A greenhouse gas is a gas that has the property of absorbing infrared radiation (heat energy) emitted from Earth’s surface and reradiating it back to the Earth’s surface, thus contributing to the greenhouse effect. The more greenhouse gases in our atmosphere the more our planet warms up. There are in fact a multitude of greenhouse gases among which carbon dioxide (C02), methane (CH4) and the water vapor play a major role. Greenhouse gases have a profound effect on the energy budget of the Earth system despite making up only a fraction of all atmospheric gases. A number of processes influence their concentrations. These processes are either derived from natural (tectonic activities, vegetation, soil, wetland and ocean) or Human activities (fossil-fuel combustion). If the natural causes have ruled Earth’s climate since its creation, the Human ones are so abrupt (emission started from the industrial revolution, late eighteen century) and important that they are already disturbing our climate. Indeed, previously stable since the tenth century, concentration in C02 increased by 40% in the last two centuries, due to the Human activity.

Natural and Human enhanced greenhouse effect

As CO2 has caused most of the warming and its influence is expected to continue, we will further discuss how oceans contribute to decreasing the CO2 atmospheric concentrations.

The ocean, a major carbon sink

Sources et puits de carbone. Modifié à partir de Khatiwal et al., 2013.

A carbon sink is a natural or artificial reservoir that absorbs and stores carbon from the atmosphere through physical and biological mechanisms. Coal, oil and natural gas are all examples of carbon sinks.

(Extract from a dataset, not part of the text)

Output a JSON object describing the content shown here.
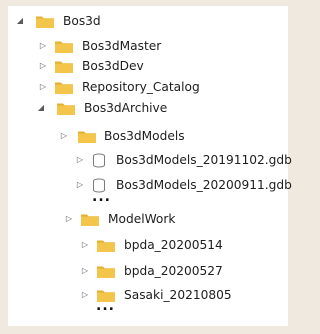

As a result of very long processes, and under certain conditions, these sinks have been able to store carbon for millennia. On the other hand, the use of these resources, qualified as fossils, reinserts the carbon they contain in the atmosphere. Today, other carbon sinks come into play: soils that accumulate humus (such as peat bogs), some growing environments (such as forests in formation) and of course some biological and physical processes that occur in the marine environment.

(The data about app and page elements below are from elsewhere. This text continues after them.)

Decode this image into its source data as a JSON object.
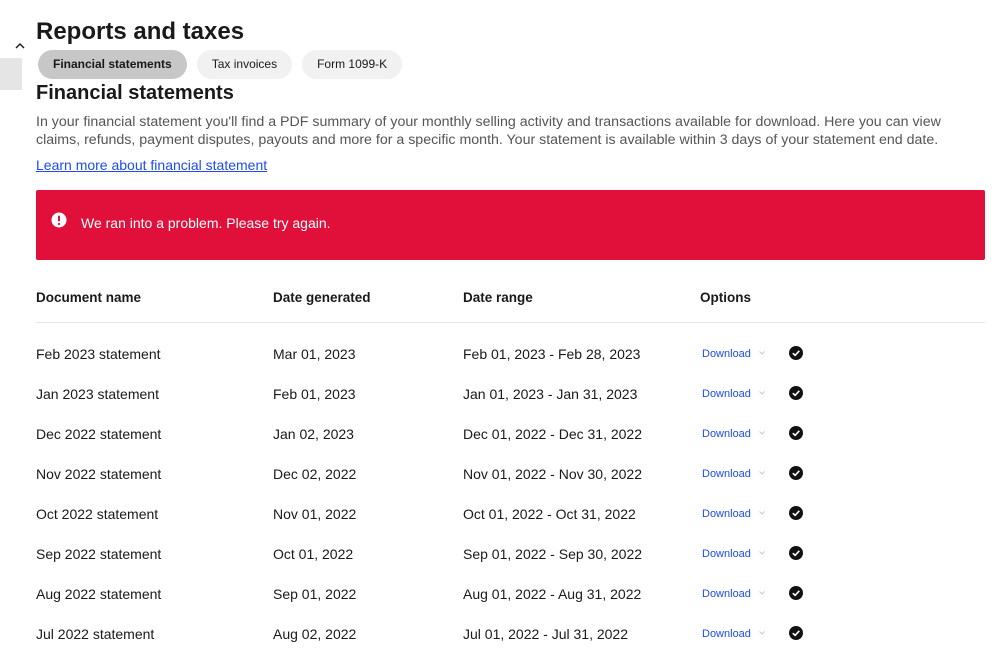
{
  "page": {
    "title": "Reports and taxes"
  },
  "tabs": [
    {
      "label": "Financial statements",
      "active": true
    },
    {
      "label": "Tax invoices",
      "active": false
    },
    {
      "label": "Form 1099-K",
      "active": false
    }
  ],
  "section": {
    "title": "Financial statements",
    "description": "In your financial statement you'll find a PDF summary of your monthly selling activity and transactions available for download. Here you can view claims, refunds, payment disputes, payouts and more for a specific month. Your statement is available within 3 days of your statement end date.",
    "learn_more": "Learn more about financial statement"
  },
  "error": {
    "message": "We ran into a problem. Please try again.",
    "color": "#e0103a"
  },
  "table": {
    "headers": {
      "document_name": "Document name",
      "date_generated": "Date generated",
      "date_range": "Date range",
      "options": "Options"
    },
    "rows": [
      {
        "name": "Feb 2023 statement",
        "generated": "Mar 01, 2023",
        "range": "Feb 01, 2023 - Feb 28, 2023",
        "action": "Download"
      },
      {
        "name": "Jan 2023 statement",
        "generated": "Feb 01, 2023",
        "range": "Jan 01, 2023 - Jan 31, 2023",
        "action": "Download"
      },
      {
        "name": "Dec 2022 statement",
        "generated": "Jan 02, 2023",
        "range": "Dec 01, 2022 - Dec 31, 2022",
        "action": "Download"
      },
      {
        "name": "Nov 2022 statement",
        "generated": "Dec 02, 2022",
        "range": "Nov 01, 2022 - Nov 30, 2022",
        "action": "Download"
      },
      {
        "name": "Oct 2022 statement",
        "generated": "Nov 01, 2022",
        "range": "Oct 01, 2022 - Oct 31, 2022",
        "action": "Download"
      },
      {
        "name": "Sep 2022 statement",
        "generated": "Oct 01, 2022",
        "range": "Sep 01, 2022 - Sep 30, 2022",
        "action": "Download"
      },
      {
        "name": "Aug 2022 statement",
        "generated": "Sep 01, 2022",
        "range": "Aug 01, 2022 - Aug 31, 2022",
        "action": "Download"
      },
      {
        "name": "Jul 2022 statement",
        "generated": "Aug 02, 2022",
        "range": "Jul 01, 2022 - Jul 31, 2022",
        "action": "Download"
      }
    ]
  },
  "icons": {
    "collapse": "chevron-up-icon",
    "alert": "alert-circle-icon",
    "download_menu": "chevron-down-icon",
    "status": "check-circle-icon"
  },
  "colors": {
    "link": "#1f4bf0",
    "active_tab": "#c7c7c7",
    "tab": "#f1f1f1"
  }
}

These latter form the so-called “ocean carbon pump”. It consists of two compartments: on the one hand a biological pump, which transfers carbon from the surface to the seabed via the food chain (if not mineralized, it is then stored in the long term in sediment) and, on the other hand, the physical pump, which derives from the ocean circulation. At the poles, the denser water flows to the depths, causing that of the dissolved atmospheric carbon they contain. It is in high latitudes, in fact, that water is more easily loaded with CO2 because the dissolution of atmospheric CO2 is facilitated at low temperature (which hence the importance of polar regions in the carbon cycle). 

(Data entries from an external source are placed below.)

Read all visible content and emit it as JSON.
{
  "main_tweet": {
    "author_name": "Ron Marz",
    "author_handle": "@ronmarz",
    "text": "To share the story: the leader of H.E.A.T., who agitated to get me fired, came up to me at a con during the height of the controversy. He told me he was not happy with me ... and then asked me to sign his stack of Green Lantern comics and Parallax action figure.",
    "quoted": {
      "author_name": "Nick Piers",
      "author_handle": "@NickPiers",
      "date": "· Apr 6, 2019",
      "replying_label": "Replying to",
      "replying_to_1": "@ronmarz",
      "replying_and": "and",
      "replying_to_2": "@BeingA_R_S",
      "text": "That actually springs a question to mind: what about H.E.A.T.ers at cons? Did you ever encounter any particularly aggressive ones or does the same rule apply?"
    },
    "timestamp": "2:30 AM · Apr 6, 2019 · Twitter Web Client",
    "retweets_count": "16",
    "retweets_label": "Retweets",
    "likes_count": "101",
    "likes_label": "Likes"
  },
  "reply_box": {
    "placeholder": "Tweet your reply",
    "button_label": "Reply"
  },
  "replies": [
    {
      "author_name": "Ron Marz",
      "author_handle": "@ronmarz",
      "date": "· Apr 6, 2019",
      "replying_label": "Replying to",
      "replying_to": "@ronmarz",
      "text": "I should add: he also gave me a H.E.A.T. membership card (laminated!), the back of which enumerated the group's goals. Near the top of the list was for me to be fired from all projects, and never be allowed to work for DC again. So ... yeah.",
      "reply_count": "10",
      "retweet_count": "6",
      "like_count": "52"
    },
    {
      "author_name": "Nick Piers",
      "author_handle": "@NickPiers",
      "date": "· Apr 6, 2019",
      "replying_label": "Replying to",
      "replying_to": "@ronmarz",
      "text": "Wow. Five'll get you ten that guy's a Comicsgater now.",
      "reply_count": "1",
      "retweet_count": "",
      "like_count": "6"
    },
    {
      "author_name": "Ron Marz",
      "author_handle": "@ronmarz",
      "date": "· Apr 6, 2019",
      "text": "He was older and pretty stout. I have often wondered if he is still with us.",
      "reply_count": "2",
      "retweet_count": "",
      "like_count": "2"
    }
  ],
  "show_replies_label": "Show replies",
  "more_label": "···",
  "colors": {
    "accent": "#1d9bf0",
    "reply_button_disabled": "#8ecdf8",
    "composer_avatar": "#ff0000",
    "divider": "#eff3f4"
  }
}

When we talk about carbon storage, the notion of time is essential. The biological pump responds quickly to disturbances. It can therefore be unbalanced until carbon is emitted back into the atmosphere. The physical pump acts on another time scale. Disturbances affect it harder but for longer. Indeed, it has been estimated that it takes a thousand year for a water drop to complete ocean circulation. Along its journey that water could be enriched in carbon for multiple reasons (such as remineralization of organic matter or dissolution of calcareous sediment for example) and nothing suggests that when it resurfaced it will act as a carbon sink rather than a source for the atmosphere.

The physical pump
The biological pump

The biological pump is, therefore, the easiest to measure. It is mainly based on the planktonic ecosystem in offshore environments and on seagrasses, mangrove swamp, and corals on coastal environments. Everything that is organic matter, and which falls on the seabed participates in the biological pump and, when the conditions allow it, to the formation of oil. Particular organisms know at coccolithophorides (microscopic algae) participate particularly greatly to the biological pump. These latter build a calcareous capsid composed of carbon to defend themselves against predators. When they die, they generate a net vertical flow of carbon resulting from their preservation and reducing buoyancy. This carbon can then be stored in the sediment over long geological periods and chalk cliffs are nothing more than coccoliths-based rocks.

It is difficult to determine how much carbon is stored by the ocean carbon pump mechanisms, but it is estimated that the ocean concentrates 50 times more carbon than the atmosphere and they reduced the Human-derived C02 in the atmosphere by 30%. For some scientists, the open sea and its water column would be the largest carbon sink on the planet, but its large-scale future is still unknown, especially because of its acidification, this latter reducing C02 absorption (dissolution of corals, calcareous capsid of coccolitophorides etc.).